Joseph Zucker@@JosephZuckerFeatured Columnist IVDecember 7, 2022

ANAHEIM, CALIFORNIA - SEPTEMBER 29: Shohei Ohtani #17 of the Los Angeles Angels makes a catch in between pitches during a game against the Oakland Athletics in the seventh inning at Angel Stadium of Anaheim on September 29, 2022 in Anaheim, California. (Photo by Michael Owens/Getty Images)
Michael Owens/Getty Images

Should he hit the open market after the 2023 season, Los Angeles Angels star Shohei Ohtani will be on the radar for just about every team that can afford to sign him, according to ESPN's Jeff Passan.

"I don't want to say he's going to the Dodgers next year because every team...listen, the Yankees are gonna be on him," Passan said Wednesday on The Pat McAfee Show. "Steve Cohen, the Mets owner, the Mets are gonna be in on him. The Cubs are gonna be in on him. The Pirates are not gonna be in. ... Yeah, Red Sox will be on him."

Ohtani is a truly generational two-way talent who followed up his 2021 Most Valuable Player season by being nearly just as good in 2022.

The 28-year-old had 34 home runs, 95 RBI and a .273/.356/.519 slash line at the plate. On the mound, he went 15-9 with a 2.33 ERA and 219 strikeouts in 166 innings. He was runner-up to Aaron Judge in the MVP voting and placed fourth on the Cy Young ballot.

If he reaches free agency, then every single team in MLB should at least make overtures his way. Of course, his price tag will limit that pool substantially because The Athletic's Ken Rosenthal reported in June he might eclipse Max Scherzer's record-setting $43.3 million average salary.

There's still the chance Ohtani doesn't reach free agency.

General manager Perry Minasian told reporters in November the Angels have every intention of keeping him on the roster by Opening Day, and this is the same franchise that signed Mike Trout to the biggest contract in MLB history (12 years, $426.5 million).

Team owner Arte Moreno's exploration of a sale presents an obvious variable. But if he does truly intend to sell the Angels within the next few years, then he won't be the one paying Ohtani for a majority of the deal. And you'd think having Ohtani on the roster is something a new owner would prefer rather than trading him or letting him walk as a free agent.

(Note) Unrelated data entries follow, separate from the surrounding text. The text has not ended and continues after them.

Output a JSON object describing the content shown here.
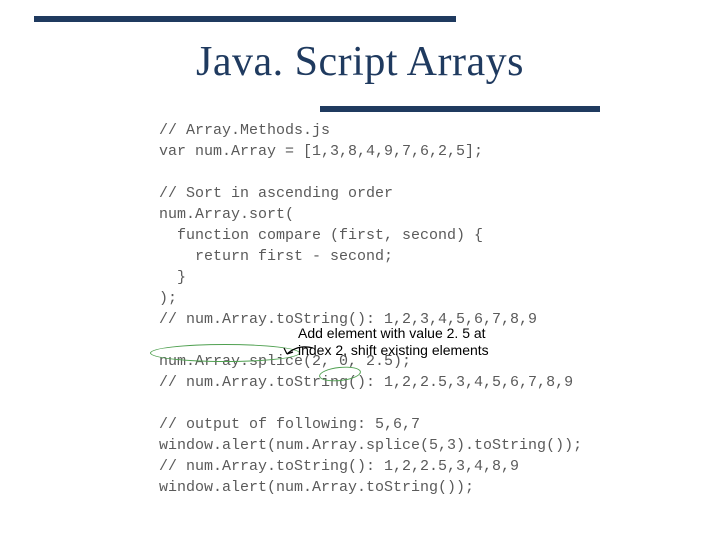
{
  "title": "Java. Script Arrays",
  "code": "// Array.Methods.js\nvar num.Array = [1,3,8,4,9,7,6,2,5];\n\n// Sort in ascending order\nnum.Array.sort(\n  function compare (first, second) {\n    return first - second;\n  }\n);\n// num.Array.toString(): 1,2,3,4,5,6,7,8,9\n\nnum.Array.splice(2, 0, 2.5);\n// num.Array.toString(): 1,2,2.5,3,4,5,6,7,8,9\n\n// output of following: 5,6,7\nwindow.alert(num.Array.splice(5,3).toString());\n// num.Array.toString(): 1,2,2.5,3,4,8,9\nwindow.alert(num.Array.toString());",
  "annotation": {
    "line1": "Add element with value 2. 5 at",
    "line2": "index 2, shift existing elements"
  }
}
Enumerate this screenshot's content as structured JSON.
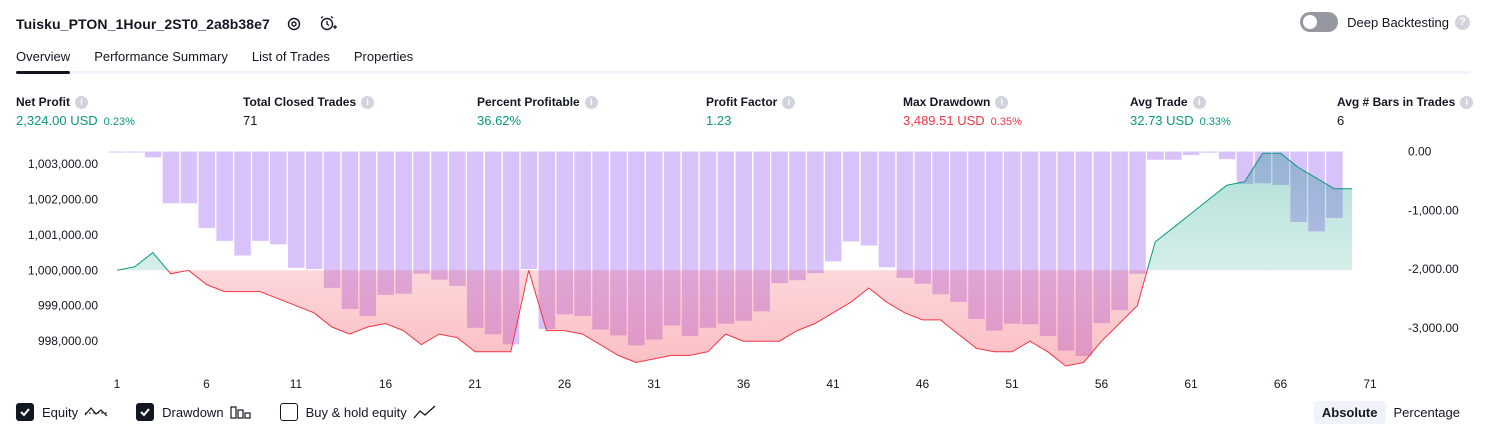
{
  "header": {
    "title": "Tuisku_PTON_1Hour_2ST0_2a8b38e7",
    "settings_icon": "gear-icon",
    "alert_icon": "add-alert-icon"
  },
  "deep_backtesting": {
    "label": "Deep Backtesting",
    "enabled": false,
    "help": "?"
  },
  "tabs": [
    {
      "label": "Overview",
      "active": true
    },
    {
      "label": "Performance Summary",
      "active": false
    },
    {
      "label": "List of Trades",
      "active": false
    },
    {
      "label": "Properties",
      "active": false
    }
  ],
  "metrics": [
    {
      "label": "Net Profit",
      "value": "2,324.00 USD",
      "pct": "0.23%",
      "color": "green"
    },
    {
      "label": "Total Closed Trades",
      "value": "71",
      "pct": "",
      "color": "dark"
    },
    {
      "label": "Percent Profitable",
      "value": "36.62%",
      "pct": "",
      "color": "green"
    },
    {
      "label": "Profit Factor",
      "value": "1.23",
      "pct": "",
      "color": "green"
    },
    {
      "label": "Max Drawdown",
      "value": "3,489.51 USD",
      "pct": "0.35%",
      "color": "red"
    },
    {
      "label": "Avg Trade",
      "value": "32.73 USD",
      "pct": "0.33%",
      "color": "green"
    },
    {
      "label": "Avg # Bars in Trades",
      "value": "6",
      "pct": "",
      "color": "dark"
    }
  ],
  "info_icon_text": "i",
  "chart_data": {
    "type": "line",
    "x_ticks": [
      "1",
      "6",
      "11",
      "16",
      "21",
      "26",
      "31",
      "36",
      "41",
      "46",
      "51",
      "56",
      "61",
      "66",
      "71"
    ],
    "left_axis": {
      "ticks": [
        "1,003,000.00",
        "1,002,000.00",
        "1,001,000.00",
        "1,000,000.00",
        "999,000.00",
        "998,000.00"
      ],
      "values": [
        1003000,
        1002000,
        1001000,
        1000000,
        999000,
        998000
      ],
      "ylim": [
        997300,
        1003450
      ]
    },
    "right_axis": {
      "ticks": [
        "0.00",
        "-1,000.00",
        "-2,000.00",
        "-3,000.00"
      ],
      "values": [
        0,
        -1000,
        -2000,
        -3000
      ],
      "ylim": [
        -3650,
        60
      ]
    },
    "baseline": 1000000,
    "series": [
      {
        "name": "Equity",
        "color_up": "#089981",
        "color_down": "#f23645",
        "values": [
          1000000,
          1000100,
          1000500,
          999900,
          1000000,
          999600,
          999400,
          999400,
          999400,
          999200,
          999000,
          998800,
          998400,
          998200,
          998400,
          998500,
          998300,
          997900,
          998200,
          998100,
          997700,
          997700,
          997700,
          1000000,
          998300,
          998300,
          998200,
          997900,
          997600,
          997400,
          997500,
          997600,
          997600,
          997700,
          998200,
          998000,
          998000,
          998000,
          998300,
          998500,
          998800,
          999100,
          999500,
          999100,
          998800,
          998600,
          998600,
          998200,
          997800,
          997700,
          997700,
          998000,
          997700,
          997300,
          997400,
          998000,
          998500,
          999000,
          1000800,
          1001200,
          1001600,
          1002000,
          1002400,
          1002500,
          1003300,
          1003300,
          1002900,
          1002600,
          1002300,
          1002300
        ]
      },
      {
        "name": "Drawdown",
        "color": "#d1b3f9",
        "values": [
          0,
          0,
          -100,
          -880,
          -880,
          -1300,
          -1520,
          -1770,
          -1520,
          -1580,
          -1980,
          -2000,
          -2320,
          -2680,
          -2800,
          -2440,
          -2420,
          -2080,
          -2180,
          -2290,
          -3000,
          -3110,
          -3280,
          -2000,
          -3020,
          -2770,
          -2800,
          -3030,
          -3130,
          -3300,
          -3200,
          -2960,
          -3140,
          -3000,
          -2930,
          -2880,
          -2720,
          -2240,
          -2190,
          -2070,
          -1870,
          -1530,
          -1600,
          -1970,
          -2150,
          -2250,
          -2430,
          -2560,
          -2850,
          -3050,
          -2930,
          -2940,
          -3140,
          -3390,
          -3480,
          -2920,
          -2700,
          -2080,
          -140,
          -140,
          -60,
          -20,
          -130,
          -550,
          -540,
          -570,
          -1200,
          -1360,
          -1130
        ]
      },
      {
        "name": "Buy & hold equity",
        "values": []
      }
    ]
  },
  "legend": [
    {
      "label": "Equity",
      "checked": true,
      "icon": "equity-line-icon"
    },
    {
      "label": "Drawdown",
      "checked": true,
      "icon": "drawdown-bars-icon"
    },
    {
      "label": "Buy & hold equity",
      "checked": false,
      "icon": "buy-hold-line-icon"
    }
  ],
  "scale_modes": [
    {
      "label": "Absolute",
      "active": true
    },
    {
      "label": "Percentage",
      "active": false
    }
  ]
}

In the event Ohtani plays out his final year with the Angels and doesn't agree to an extension, it could set off a bidding war for the ages next winter.